"Many young people out of top schools, in Boston particularly, feel a lot of pressure to start their careers with big name companies for the prestige, security, and perks," she said. "Parents, peers, and campus career centers really encourage this 'go get experience at a big firm, then do something more independent, or strike out on your own once you've gotten some experience.' "

Job seekers who crave structure, a clear career path, and mentoring are hard-wired for big companies. On the other hand, small companies are often the better choice for people who are looking for a real baptism by fire, Kushell said.

"At small companies, there are more opportunities to gain a bunch of experience right away. There isn't much structure, there's more engagement with senior management, and a more flexible and casual environment. The smaller company is a place where they can make a real difference from day one," she said.

But making a difference on the road less traveled can often be a dissimilar experience for women than it is for men, according to Vicki Donlan of Hingham, author of the new book "Her Turn: Why It's Time for Women to Lead America."

"The line goes that as women become more productive, they also become more reproductive," she said. "Therefore, larger companies may be a better choice for women who have or are planning on having a family one day for several reasons."

For instance, once you've proven that you're a valuable worker, larger companies are more likely to offer you resources and incentives for staying with the company, she said.

"The larger company can offer flex time, telecommuting, job sharing, and other programs that are supportive of one's career path and life outside the office whereas smaller companies could never pull it off," she said.

As a small business owner and a recruiter for construction companies, Colm Allen sees the large company vs. small company issue from both sides.

"As recruiters, we tend to get wind of what's happening in the job market before it is actually proven or played out," he said. "So a lot of people often ask us the question, 'Is it better to work at a large or small company right now?' And we always tell them it's really about working some place where you fit in."

At a large company, for instance, you can gain insight into a variety of management styles. At a small company, you can gain more hands-on experience, he said.

"All of my employees, because we are so small, have a say in how the company is run because they have access to me all the time. At larger companies, you can hide. I have nowhere to hide. But that's what makes it work and the reason for our high retention rate. Everyone fits in."

Rick St. Jean said he's found the best of both worlds in his role as a general agent at the Commonwealth Financial Group, a franchise of Mass Mutual.

"I'm essentially running my own small business but I enjoy the resources and benefits of a Fortune 50 company," he said. "I liken it to people who own Dunkin' Donuts franchises. They're small business owners but are able to plug in the systems, operations, and procedures of the larger company. You're independent yet you enjoy the structure without the bureaucracy."

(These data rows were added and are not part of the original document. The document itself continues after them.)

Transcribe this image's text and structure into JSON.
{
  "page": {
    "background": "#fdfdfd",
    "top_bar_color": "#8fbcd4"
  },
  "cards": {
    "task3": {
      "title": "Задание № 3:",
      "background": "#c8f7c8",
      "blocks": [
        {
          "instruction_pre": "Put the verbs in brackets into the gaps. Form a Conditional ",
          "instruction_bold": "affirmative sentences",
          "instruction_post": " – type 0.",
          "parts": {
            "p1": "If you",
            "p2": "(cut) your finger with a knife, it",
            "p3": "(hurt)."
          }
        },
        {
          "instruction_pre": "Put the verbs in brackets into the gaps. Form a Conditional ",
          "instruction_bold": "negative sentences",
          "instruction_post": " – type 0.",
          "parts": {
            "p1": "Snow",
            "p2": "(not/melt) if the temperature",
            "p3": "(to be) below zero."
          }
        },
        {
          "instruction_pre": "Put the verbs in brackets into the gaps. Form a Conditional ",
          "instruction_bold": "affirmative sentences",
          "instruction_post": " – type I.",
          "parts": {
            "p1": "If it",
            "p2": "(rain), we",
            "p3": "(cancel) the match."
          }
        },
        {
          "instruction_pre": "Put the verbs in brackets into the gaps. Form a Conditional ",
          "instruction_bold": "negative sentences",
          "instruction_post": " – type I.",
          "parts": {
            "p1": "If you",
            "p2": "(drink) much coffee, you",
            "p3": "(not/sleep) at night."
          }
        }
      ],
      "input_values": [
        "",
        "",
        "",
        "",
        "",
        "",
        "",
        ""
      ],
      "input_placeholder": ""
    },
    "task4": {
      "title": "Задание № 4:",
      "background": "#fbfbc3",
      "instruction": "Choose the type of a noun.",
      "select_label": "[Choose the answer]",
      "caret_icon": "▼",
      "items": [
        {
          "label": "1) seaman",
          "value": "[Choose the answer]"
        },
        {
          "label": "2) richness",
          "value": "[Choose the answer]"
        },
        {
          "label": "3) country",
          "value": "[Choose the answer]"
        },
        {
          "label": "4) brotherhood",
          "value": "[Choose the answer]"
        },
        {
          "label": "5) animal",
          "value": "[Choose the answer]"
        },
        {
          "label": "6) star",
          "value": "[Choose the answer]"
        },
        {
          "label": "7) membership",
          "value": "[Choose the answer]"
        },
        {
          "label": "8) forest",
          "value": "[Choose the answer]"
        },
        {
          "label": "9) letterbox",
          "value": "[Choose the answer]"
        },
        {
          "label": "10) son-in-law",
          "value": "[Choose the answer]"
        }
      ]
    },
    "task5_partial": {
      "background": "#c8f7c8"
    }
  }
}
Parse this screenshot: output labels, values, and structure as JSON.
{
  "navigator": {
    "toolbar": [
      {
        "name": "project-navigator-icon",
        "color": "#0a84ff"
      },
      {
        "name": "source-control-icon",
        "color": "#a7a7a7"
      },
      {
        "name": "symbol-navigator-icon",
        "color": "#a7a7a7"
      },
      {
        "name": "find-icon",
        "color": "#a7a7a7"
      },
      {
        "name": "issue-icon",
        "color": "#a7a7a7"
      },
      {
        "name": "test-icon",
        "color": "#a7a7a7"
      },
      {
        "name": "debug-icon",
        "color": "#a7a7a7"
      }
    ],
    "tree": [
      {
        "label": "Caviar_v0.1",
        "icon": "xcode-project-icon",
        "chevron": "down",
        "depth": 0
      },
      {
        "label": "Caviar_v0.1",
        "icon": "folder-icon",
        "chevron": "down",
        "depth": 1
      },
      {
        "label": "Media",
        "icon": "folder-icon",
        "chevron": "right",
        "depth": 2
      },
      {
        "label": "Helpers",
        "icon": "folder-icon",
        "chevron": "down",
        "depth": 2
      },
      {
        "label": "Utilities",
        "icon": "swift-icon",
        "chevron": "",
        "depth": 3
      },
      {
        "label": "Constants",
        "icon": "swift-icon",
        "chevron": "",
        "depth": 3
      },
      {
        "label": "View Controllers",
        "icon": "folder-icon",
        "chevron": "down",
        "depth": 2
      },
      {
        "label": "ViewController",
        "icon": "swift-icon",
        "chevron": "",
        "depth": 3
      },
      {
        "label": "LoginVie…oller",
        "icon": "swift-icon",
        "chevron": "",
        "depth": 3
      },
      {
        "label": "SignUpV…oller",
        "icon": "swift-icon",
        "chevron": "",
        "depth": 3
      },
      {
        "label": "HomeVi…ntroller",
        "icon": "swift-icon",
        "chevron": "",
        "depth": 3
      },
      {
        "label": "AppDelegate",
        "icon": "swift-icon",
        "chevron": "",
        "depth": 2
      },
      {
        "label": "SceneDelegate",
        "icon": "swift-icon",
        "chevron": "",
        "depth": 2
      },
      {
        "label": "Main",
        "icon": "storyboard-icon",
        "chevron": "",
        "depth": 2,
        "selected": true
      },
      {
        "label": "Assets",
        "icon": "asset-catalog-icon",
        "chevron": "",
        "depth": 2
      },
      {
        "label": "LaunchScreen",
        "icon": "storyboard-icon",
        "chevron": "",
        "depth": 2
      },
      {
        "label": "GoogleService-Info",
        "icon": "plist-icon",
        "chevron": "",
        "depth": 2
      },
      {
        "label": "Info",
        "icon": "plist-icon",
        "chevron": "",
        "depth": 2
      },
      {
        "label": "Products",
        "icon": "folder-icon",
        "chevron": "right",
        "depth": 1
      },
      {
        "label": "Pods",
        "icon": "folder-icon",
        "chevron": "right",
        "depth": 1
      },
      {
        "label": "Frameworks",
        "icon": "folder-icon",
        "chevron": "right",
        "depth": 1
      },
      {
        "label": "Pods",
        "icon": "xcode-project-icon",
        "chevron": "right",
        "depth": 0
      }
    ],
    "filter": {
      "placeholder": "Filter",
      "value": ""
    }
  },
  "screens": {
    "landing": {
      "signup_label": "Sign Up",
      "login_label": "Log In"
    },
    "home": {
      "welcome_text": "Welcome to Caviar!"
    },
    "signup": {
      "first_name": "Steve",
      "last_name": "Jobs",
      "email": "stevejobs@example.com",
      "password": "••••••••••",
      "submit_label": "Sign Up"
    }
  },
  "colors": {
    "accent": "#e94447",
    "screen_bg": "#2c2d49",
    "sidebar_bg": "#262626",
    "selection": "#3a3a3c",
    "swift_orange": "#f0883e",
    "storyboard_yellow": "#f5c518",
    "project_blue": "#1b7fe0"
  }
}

And enjoyment is the most important thing, said Dora Vell, founder of the Waltham headhunting firm Vell & Associates. "At the end of the day you need to be passionate about what you do regardless of the size of the organization or what anyone else says. You have to trust your own gut feeling."